It came as rather a shock to find out that the UK no longer makes ammonia after CF Fertilisers’ decision last month to permanently close its ammonia production on Teeside. MSM has the details. Sadly, given its economic significance, there was no mainstream TV news coverage.
CF Fertilisers is the British subsidiary of the US-based CF Industries and remains the only domestic producer of ammonium nitrate fertiliser which it makes from ammonia. It said that the decision was made in response to the UK’s high gas prices, which meant the plant could no longer be “cost-competitive”. This is completely in line with the Ricardian principle of comparative advantage. CF intends to continue to produce ammonium nitrate and nitric acid at the site, but will use ammonia imported from the USA or from anywhere where hydrogen is cheap(ish) to do this.
As all chemistry students know ammonia is produced by reacting hydrogen and nitrogen over a catalyst at a high temperature and pressure in the Haber Bosch process. The nitrogen comes from the air, but the hydrogen comes from natural gas which is much more expensive here than in the US – or the Gulf.
So here we are, reliant on the self-interest of strangers once again to sell stuff to us. But that’s capitalism for you, with self-interest lying at its very heart. This is one of the reasons for capitalism's success its supporters say, often adding that self-interest can be more reliable in commerce than solidarity could ever be.
The decision by CF has implications for our carbon accounting and balance of payments. The hydrogen CF used to make from North sea methane will no longer be accounted for here, but elsewhere, so we'll seem to be marginally more carbon-virtuous than before.
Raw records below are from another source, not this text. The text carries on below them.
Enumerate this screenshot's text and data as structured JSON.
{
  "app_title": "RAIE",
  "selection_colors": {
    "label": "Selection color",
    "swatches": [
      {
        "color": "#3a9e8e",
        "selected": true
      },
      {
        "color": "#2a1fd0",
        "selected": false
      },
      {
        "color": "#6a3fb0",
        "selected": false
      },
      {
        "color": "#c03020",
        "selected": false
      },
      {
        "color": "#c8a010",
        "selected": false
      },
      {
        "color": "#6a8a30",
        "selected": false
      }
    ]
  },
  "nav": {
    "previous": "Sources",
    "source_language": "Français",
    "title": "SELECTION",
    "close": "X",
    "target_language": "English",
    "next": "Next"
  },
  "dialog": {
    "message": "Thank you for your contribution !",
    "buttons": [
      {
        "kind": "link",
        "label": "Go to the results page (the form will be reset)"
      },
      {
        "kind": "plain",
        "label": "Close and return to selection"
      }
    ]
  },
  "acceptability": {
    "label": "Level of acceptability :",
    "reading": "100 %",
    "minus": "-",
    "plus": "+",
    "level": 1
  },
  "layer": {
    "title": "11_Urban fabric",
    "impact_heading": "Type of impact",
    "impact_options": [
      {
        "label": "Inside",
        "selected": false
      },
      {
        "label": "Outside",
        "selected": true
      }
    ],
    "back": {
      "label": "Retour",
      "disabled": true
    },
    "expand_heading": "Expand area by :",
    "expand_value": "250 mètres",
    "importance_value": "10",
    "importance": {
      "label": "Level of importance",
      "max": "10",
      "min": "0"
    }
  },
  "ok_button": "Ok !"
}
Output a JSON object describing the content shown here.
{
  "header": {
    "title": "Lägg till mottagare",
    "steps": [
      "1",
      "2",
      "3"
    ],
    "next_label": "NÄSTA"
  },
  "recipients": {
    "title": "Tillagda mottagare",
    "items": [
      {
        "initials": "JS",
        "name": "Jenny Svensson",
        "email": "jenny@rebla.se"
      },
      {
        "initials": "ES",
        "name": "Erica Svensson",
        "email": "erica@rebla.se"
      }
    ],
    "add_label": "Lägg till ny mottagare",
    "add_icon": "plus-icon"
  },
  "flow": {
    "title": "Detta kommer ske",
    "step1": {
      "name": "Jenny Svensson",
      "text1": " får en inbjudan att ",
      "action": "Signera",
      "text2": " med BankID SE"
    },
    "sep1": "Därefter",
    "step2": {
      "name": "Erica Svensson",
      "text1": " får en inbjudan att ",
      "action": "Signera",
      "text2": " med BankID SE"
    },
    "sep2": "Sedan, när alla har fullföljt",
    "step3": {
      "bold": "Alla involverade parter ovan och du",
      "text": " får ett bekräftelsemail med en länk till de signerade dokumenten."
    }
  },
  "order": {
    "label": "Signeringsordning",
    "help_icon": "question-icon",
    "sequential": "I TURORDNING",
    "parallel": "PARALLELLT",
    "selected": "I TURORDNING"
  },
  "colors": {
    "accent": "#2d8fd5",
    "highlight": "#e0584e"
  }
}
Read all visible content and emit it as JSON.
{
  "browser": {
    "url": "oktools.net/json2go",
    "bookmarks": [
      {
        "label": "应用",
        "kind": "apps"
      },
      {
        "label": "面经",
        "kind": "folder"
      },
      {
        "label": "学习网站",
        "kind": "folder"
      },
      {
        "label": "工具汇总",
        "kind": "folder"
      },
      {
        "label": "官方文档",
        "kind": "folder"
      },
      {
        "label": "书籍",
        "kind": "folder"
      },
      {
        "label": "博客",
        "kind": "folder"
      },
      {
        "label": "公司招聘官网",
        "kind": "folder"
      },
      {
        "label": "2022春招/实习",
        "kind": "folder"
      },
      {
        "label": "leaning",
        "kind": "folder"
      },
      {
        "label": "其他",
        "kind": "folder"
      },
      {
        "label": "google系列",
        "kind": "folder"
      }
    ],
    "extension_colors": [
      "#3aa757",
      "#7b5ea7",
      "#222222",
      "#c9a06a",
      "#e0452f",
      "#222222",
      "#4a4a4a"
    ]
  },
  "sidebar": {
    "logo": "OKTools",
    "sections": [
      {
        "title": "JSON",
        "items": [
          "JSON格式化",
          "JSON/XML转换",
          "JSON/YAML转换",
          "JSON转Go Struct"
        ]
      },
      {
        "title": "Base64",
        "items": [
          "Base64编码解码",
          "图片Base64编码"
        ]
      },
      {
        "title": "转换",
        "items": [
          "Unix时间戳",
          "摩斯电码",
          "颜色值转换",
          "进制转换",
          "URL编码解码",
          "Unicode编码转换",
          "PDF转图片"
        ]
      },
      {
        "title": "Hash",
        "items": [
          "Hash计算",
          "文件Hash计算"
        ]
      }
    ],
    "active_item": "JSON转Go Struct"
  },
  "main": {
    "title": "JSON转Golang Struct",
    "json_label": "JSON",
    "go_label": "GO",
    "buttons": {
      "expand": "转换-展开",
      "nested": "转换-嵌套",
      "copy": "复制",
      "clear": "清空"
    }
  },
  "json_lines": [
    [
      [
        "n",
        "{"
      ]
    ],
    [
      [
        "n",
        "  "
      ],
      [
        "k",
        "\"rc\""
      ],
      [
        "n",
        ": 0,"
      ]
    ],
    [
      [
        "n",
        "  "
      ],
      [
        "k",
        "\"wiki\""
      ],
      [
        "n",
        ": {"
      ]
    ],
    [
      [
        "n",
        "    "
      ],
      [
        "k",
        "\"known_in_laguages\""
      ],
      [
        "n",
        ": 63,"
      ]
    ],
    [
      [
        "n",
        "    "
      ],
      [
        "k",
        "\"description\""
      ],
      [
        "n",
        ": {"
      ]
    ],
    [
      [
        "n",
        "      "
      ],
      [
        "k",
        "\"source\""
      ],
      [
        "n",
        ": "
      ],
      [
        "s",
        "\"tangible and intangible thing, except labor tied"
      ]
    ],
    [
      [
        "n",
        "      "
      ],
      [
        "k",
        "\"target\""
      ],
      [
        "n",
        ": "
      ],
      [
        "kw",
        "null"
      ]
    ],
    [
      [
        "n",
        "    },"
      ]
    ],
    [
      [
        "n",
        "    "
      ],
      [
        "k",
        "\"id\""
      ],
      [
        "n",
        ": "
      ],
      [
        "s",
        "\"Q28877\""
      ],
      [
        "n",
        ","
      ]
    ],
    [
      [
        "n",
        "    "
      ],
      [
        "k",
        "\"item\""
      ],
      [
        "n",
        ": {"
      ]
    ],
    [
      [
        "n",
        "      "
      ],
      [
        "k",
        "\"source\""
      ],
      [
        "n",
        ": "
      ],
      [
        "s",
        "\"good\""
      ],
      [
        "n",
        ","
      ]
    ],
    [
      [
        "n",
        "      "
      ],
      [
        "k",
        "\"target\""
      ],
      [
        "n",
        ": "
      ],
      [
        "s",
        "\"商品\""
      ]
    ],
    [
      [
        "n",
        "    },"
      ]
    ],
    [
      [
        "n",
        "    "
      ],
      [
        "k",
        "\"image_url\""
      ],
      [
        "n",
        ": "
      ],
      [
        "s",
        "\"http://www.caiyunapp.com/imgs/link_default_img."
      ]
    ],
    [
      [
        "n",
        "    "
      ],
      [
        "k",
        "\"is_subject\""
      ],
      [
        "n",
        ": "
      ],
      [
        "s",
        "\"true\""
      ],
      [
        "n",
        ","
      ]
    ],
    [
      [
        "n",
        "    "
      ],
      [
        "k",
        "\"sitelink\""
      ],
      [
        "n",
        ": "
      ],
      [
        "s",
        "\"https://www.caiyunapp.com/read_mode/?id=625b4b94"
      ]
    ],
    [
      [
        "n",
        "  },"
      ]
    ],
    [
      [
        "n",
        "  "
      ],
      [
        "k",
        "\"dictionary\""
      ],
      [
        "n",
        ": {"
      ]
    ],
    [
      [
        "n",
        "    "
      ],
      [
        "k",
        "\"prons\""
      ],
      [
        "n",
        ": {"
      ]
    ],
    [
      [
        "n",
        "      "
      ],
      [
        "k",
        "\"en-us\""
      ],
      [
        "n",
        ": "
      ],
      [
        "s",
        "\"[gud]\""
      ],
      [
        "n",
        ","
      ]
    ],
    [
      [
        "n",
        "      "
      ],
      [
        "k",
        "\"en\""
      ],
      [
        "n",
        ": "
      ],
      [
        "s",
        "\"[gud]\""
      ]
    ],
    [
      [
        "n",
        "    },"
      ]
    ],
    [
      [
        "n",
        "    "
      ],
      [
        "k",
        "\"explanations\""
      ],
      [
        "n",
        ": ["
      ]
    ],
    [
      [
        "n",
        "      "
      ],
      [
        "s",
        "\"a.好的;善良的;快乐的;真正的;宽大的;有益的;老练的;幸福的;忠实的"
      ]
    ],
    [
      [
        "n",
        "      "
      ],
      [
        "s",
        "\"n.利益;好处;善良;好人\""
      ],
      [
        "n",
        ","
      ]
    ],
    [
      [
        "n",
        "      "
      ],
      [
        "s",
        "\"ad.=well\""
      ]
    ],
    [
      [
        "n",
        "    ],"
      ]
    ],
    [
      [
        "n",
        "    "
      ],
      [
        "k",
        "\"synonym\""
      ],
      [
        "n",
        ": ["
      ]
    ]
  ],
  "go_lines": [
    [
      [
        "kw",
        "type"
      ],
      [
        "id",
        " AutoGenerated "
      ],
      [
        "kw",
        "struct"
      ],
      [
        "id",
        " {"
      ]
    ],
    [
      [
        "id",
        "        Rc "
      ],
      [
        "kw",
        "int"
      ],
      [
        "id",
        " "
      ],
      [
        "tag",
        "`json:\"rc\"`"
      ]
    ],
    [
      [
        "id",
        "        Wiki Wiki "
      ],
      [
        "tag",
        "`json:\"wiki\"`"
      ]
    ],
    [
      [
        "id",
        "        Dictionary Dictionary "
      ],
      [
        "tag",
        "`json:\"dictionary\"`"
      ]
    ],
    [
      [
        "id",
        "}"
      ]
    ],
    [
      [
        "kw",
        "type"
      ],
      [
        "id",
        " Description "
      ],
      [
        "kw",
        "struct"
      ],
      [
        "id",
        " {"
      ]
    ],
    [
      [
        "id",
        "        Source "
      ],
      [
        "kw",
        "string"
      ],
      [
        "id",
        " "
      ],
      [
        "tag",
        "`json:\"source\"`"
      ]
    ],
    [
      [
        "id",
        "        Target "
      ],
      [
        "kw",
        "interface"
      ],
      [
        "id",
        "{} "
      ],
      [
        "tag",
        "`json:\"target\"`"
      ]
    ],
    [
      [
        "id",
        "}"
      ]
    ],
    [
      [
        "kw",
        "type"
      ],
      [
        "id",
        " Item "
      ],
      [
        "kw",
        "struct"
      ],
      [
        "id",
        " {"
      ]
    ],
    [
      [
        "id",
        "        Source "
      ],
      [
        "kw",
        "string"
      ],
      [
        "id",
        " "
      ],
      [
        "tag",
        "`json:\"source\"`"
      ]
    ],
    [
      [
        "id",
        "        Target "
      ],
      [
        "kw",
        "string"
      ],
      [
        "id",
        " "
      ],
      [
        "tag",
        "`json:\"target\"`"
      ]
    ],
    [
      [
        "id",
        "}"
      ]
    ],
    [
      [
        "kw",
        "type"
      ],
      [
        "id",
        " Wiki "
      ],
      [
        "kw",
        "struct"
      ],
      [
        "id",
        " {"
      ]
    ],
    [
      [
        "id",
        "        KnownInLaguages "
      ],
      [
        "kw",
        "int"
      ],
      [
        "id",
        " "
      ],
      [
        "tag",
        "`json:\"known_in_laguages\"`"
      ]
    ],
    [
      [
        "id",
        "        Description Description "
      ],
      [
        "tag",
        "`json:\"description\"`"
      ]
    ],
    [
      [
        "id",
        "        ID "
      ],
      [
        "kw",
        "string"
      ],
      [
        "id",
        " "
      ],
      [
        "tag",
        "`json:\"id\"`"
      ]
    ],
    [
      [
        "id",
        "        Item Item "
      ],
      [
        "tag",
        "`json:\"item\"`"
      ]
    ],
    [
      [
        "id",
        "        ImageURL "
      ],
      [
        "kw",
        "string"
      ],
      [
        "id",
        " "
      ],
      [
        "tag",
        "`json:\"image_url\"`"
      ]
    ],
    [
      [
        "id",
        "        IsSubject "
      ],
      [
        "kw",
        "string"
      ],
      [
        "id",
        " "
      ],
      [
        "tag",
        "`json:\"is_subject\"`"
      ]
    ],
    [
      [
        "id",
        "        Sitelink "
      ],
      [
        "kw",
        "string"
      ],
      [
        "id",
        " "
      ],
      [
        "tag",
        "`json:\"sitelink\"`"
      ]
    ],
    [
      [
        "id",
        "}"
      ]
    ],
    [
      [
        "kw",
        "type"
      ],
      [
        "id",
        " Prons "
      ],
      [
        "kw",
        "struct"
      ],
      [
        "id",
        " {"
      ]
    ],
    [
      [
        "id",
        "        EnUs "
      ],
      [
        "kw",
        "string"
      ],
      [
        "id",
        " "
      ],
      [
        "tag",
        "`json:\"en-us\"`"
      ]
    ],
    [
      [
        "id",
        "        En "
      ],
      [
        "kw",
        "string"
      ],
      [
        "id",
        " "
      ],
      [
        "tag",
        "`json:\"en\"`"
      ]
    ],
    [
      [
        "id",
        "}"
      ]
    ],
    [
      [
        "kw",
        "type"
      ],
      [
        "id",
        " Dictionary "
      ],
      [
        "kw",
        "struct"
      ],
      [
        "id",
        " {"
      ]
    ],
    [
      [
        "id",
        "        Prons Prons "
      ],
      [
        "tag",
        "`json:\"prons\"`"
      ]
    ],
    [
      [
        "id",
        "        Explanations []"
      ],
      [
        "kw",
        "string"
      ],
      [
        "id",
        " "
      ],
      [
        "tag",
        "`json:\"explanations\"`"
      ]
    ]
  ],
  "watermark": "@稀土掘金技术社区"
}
This is a small positive to offset the extra cost of all that imported ammonia which we're paying for in dollars.